Four hives of Italian honeybees arrived on the Washington, D.C. Mount Vernon campus of George Washington University in June, donated by the beekeeping cooperative Sweet Virginia.
Why have bees on campus?
The inspiration for the project came from the installation of beehives at the White House, which prompted student, Melissa Eddison, to write a proposal to establish beehives on the campus as part of the sustainable food and gardening program of the student group Food Justice Alliance. By coincidence, Assistant Vice President, Paula Lawley, is an amateur beekeeper who is on the board of Sweet Virginia, so the project was welcomed. The gardeners and students on campus and in the surrounding area will be pleased, as one effect of the arrival of the bees is expected to be bigger and brighter flowers. Ms. Lawley reports that George Washington kept bees at his Mount Vernon estate, and his favorite breakfast was cornmeal cakes with honey. “The hives are a wonderful way to honor the university’s namesake.”
How are the honeybees doing?
According to Sweet Virginia founder, Dan Price, “The bees settled into the Mt. Vernon Campus like they owned it. They immediately made themselves at home and located lots of nectar sources. It’s a perfect location…a small glade next to a little creek with plenty of old trees and beautiful, landscaped (many interesting flowers) homes nearby. The honey from there will be delicious.”
About 120,000 bees live in four hives, each about 2.5 feet wide and 3 feet wide stacked on top of each other. The queens live and lay eggs in the bottom boxes, where workers are busy raising the baby bees. The honey is stored in the top boxes before it is harvested each year in the summer. For the first year the bees will be busy getting settled, and putting in wax honey combs, so there will not be as much honey, but eventually each of the four hives could yield up to one hundred pounds of honey.
Will bee stings be a problem?
According to Amanda Jo Formica, one of the beekeepers for this summer, the community shouldn’t be too worried about bee stings. She goes on to explain that the queen stays in the hive laying eggs, and the male drones who mate with the queen cannot sting, and die after mating. The worker bees keep busy collecting pollen, building honeycombs, and making the honey. “Honeybees are very friendly. Unlike wasps, which can sting multiple times, a honeybee can only sting once and then it dies, so they are not quick to do so.”
What will happen to all that lovely sweet honey?
Sweet Virginia will collect all the honey, strain it, and make up bottles and gift boxes. All of their honey is given away to anyone who makes a donation to one of the charities they support. The whole donation goes to charity, as Sweet Virginia covers all the costs of producing and distributing the honey.
Some bee and honey facts shared by Sweet Virginia.
Ten flowers can yield one drop of nectar, which is one trip for one bee. It takes ten drops of nectar to yield one drop of honey.
A honeybee flies about 13,000, or four times across the Unites States, to make one pound of honey.
There are different colors and flavors of honey depending on the flowering plants from which the bees collect nectar.

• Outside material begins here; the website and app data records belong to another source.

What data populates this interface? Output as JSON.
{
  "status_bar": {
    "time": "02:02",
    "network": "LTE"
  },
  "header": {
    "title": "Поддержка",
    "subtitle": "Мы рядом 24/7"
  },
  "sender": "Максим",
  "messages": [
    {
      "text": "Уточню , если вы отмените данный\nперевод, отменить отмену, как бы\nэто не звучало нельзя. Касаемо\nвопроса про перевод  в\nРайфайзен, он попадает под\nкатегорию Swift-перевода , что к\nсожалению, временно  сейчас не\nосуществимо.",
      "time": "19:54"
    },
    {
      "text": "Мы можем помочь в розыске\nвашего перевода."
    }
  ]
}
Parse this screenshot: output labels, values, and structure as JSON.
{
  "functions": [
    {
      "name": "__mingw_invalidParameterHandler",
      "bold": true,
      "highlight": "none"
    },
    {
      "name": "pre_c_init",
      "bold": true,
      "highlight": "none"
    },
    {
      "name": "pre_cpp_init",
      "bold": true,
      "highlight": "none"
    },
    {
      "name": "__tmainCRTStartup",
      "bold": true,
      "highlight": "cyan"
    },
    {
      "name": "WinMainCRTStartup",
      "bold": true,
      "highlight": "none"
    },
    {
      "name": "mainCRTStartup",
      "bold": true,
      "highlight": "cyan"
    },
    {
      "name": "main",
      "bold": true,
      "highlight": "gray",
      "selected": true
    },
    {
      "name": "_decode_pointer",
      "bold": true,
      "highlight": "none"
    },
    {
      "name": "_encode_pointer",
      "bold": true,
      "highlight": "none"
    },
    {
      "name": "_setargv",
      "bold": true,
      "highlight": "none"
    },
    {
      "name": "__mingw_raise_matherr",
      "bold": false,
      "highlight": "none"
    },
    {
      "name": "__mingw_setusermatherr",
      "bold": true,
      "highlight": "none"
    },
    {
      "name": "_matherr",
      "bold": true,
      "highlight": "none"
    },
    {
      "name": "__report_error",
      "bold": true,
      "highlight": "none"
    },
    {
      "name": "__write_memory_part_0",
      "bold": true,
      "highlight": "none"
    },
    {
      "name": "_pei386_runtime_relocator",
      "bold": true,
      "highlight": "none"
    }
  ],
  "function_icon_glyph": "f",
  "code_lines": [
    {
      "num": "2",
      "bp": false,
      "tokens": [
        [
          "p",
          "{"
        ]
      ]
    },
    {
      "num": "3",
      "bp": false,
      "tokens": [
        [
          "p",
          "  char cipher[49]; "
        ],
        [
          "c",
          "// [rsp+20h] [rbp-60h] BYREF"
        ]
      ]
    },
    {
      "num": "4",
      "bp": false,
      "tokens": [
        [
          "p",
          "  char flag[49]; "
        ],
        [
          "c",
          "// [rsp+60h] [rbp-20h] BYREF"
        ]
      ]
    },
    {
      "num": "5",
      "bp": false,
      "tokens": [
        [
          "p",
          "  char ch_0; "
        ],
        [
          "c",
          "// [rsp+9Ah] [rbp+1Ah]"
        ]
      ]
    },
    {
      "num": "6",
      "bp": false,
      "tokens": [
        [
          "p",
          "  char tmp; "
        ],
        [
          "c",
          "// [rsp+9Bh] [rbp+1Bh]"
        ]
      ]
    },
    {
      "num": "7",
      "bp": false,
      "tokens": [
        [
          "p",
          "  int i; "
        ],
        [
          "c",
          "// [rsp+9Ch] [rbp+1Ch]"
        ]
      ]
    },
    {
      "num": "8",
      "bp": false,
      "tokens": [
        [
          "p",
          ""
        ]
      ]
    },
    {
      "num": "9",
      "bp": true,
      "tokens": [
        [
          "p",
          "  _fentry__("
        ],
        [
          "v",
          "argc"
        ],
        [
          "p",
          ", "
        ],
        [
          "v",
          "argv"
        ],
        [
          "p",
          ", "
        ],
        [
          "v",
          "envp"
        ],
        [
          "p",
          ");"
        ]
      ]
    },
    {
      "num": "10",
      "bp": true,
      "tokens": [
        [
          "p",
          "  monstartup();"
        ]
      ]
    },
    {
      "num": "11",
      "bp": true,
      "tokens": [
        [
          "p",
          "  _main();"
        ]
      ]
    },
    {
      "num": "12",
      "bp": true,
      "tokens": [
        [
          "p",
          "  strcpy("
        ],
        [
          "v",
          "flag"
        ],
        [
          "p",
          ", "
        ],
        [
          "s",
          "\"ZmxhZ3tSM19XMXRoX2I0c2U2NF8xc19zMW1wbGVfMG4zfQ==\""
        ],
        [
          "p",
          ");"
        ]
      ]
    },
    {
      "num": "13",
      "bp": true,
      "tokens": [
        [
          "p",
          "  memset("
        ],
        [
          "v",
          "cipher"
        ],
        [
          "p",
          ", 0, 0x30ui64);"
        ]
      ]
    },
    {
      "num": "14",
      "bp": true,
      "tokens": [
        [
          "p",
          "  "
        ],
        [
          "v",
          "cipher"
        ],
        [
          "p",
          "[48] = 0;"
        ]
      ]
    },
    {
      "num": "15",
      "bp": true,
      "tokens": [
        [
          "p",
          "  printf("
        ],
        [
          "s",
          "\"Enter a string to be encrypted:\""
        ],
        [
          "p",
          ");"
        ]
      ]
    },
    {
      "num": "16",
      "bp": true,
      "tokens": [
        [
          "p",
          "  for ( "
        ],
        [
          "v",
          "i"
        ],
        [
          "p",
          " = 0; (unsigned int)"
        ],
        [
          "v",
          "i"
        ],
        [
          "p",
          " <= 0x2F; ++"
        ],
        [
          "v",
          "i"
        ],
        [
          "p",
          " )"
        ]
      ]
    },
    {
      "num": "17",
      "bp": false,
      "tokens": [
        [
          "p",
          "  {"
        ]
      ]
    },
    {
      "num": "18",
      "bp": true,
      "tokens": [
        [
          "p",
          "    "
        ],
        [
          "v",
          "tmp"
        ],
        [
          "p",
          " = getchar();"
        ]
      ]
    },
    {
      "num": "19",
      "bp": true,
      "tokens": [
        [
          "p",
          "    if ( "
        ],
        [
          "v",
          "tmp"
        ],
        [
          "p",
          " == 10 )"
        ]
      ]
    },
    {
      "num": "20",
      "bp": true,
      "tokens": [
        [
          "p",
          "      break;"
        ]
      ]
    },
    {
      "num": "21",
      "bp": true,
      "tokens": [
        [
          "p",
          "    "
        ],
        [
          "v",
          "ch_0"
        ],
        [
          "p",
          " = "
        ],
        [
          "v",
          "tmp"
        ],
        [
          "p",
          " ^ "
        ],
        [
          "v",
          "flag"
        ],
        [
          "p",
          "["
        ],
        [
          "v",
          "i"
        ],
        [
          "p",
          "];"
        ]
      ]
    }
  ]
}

Honeybees eat pollen to get protein, so field bees collect it and carry it back to the hive.
The pollen which sticks to their hairs and antennae is carried to other plants they visit, helping those plants to reproduce.
When bees are around, more and bigger fruits and vegetables are produced by orchards and gardens.
Helping the bees survive.
Honeybees are struggling, and in many areas have been completely wiped out. There have been numerous studies about the mysterious disappearance of bees, so these efforts to protect and increase the number of bee hives is vital.
Sources: George Washington University. Sweet Virginia.